Within this context it must be said that little published research upon Canadian Art Deco is as yet available and in the North American context the influences from the United States in terms of production and distribution were similar upon a lesser scale to those of the automobile industry today. American companies such as Westclox had a factory in Peterborough, Ontario and were producing deco and other items mainly to American designs. Other manufacturers such as The Snider Clock Company, located in Toronto, were Canadian enterprises through and through. Meanwhile Eaton’s and the Robert Simpson Company, major retailers in the Canadian market, sold deco objects, a few of which are illustrated here, through catalogue distribu­tion and stores in major cities throughout the country. Although it is clear that many items were manufactured in Canada by subsidiaries of American companies or under some sort of licensing agreement, the question of design awaits further investigation.

Whatever the versions of deco marketed by Eaton’s and Simpson’s, the non-natural, new materials of chrome and Bakelite in particular were widely advertised. The bright, smooth and shiny surface of objects in chrome married perfectly with the similar qualities of coloured or milk glass in lighting fixtures, while chrome plated brass or steel seems an industrial version of “gilding the lily” in four of the objects presented on the previous page. Unlike silver and brass, chrome required no polishing to retain its unblemished surface. Indeed, promotional texts repeatedly spoke of “new” and “modern style” in referring to the machine-made objects of tubular or plate metal construction as well as to the moulded ceramics that offered a massively enlarged market of table wares and even art wares for the home at modest prices. Imported luxury items that proved popular became subject to assembly line methods with materials suited to the new technologies.

Among the objects shown in these photographs the folding rocking chair in chrome plated steel and wood with vinyl upholstery lends itself directly to interpretation as a probable Canadian design. Rocking chairs have been a feature of French-Canadian furniture since the second quarter of the nineteenth century. Frequently used for front porch rocking as well as hearthside comfort in winter, the folding nature of the chair lends itself to ease of displacement or storage in addition to possible recreational uses in outdoor activities such as camping. The traditional materials of wood and leather have been adapted not abandoned in this design that still employs a wooden structure and a vinyl imitation of leather. The modern tubular chrome arm and back surrounds appear as a decorative sign of modernity rather than a functional part of the structure. Further support for this claim of Canadian design lies in the continuing existence today of the Ecole du Meuble in Victoriaville which provides historical and conceptual education for students in the classroom as well as hands-on training in sophisticated techniques of furniture manufacture available in a series of specialized workshops.

Canadian Art Deco as a subject for research is still a work in progress and the objects in these photographs are an invitation to expanded study and collecting.
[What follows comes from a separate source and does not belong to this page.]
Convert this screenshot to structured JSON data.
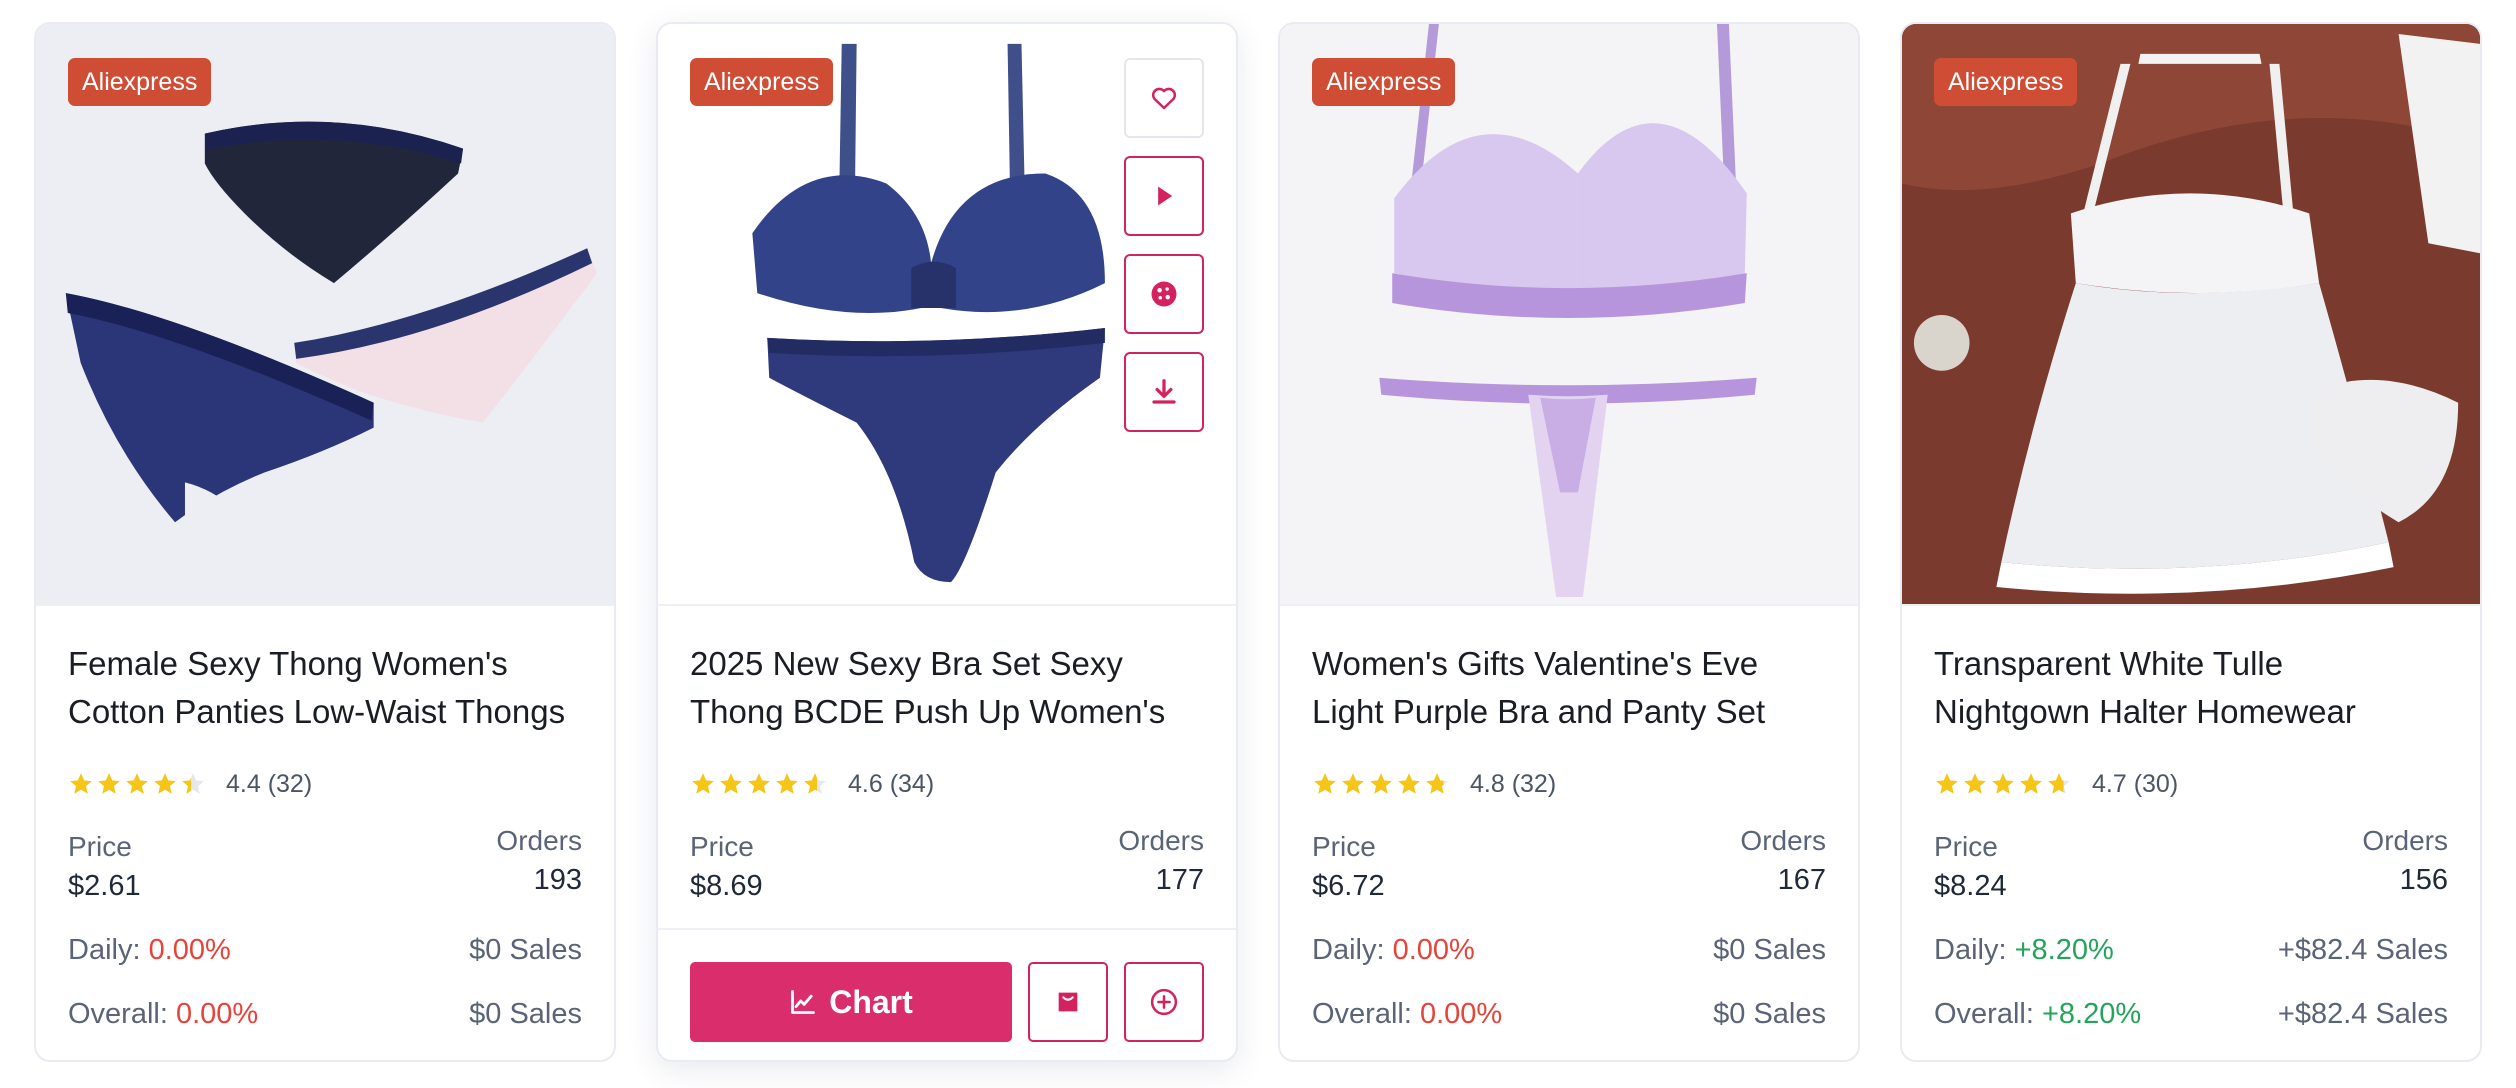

Photographs of the objects shown in this article have been provided by Gallerie Decollect in Port Hope, Ontario. Owner Graham Abraham is preparing a book on Canadian Art Deco.

Image left: Chrome and black enamel accent lamp by Electrolier, Montreal, Quebec
All photographs: Michael Wallace, Imagelink Studio

Image right: From left to right: Golden Goddess mantle clock by Harry Snider, Snider Clock Company, Toronto, Ontario | Chrome and blue glass “Oracle” electric alarm clock by Westclox, Peterborough, Ontario | Chrome and pink glass mechanical shelf clock by Westclox, Peterborough, Ontario | Chrome and black lacquered wood pedestal table by Royalchrome, Galt, Ontario | Chrome plated steel and black enamel club chair with wooden arm rests and faux zebra vinyl upholstery by the Dominion Bedding Company, Montreal, Quebec |Chrome and black enamel floor lamp with twin milk-glass shades by Electrolier, Montreal, Quebec | Chrome and black enamel table lamp by Electrolier, Montreal, Quebec.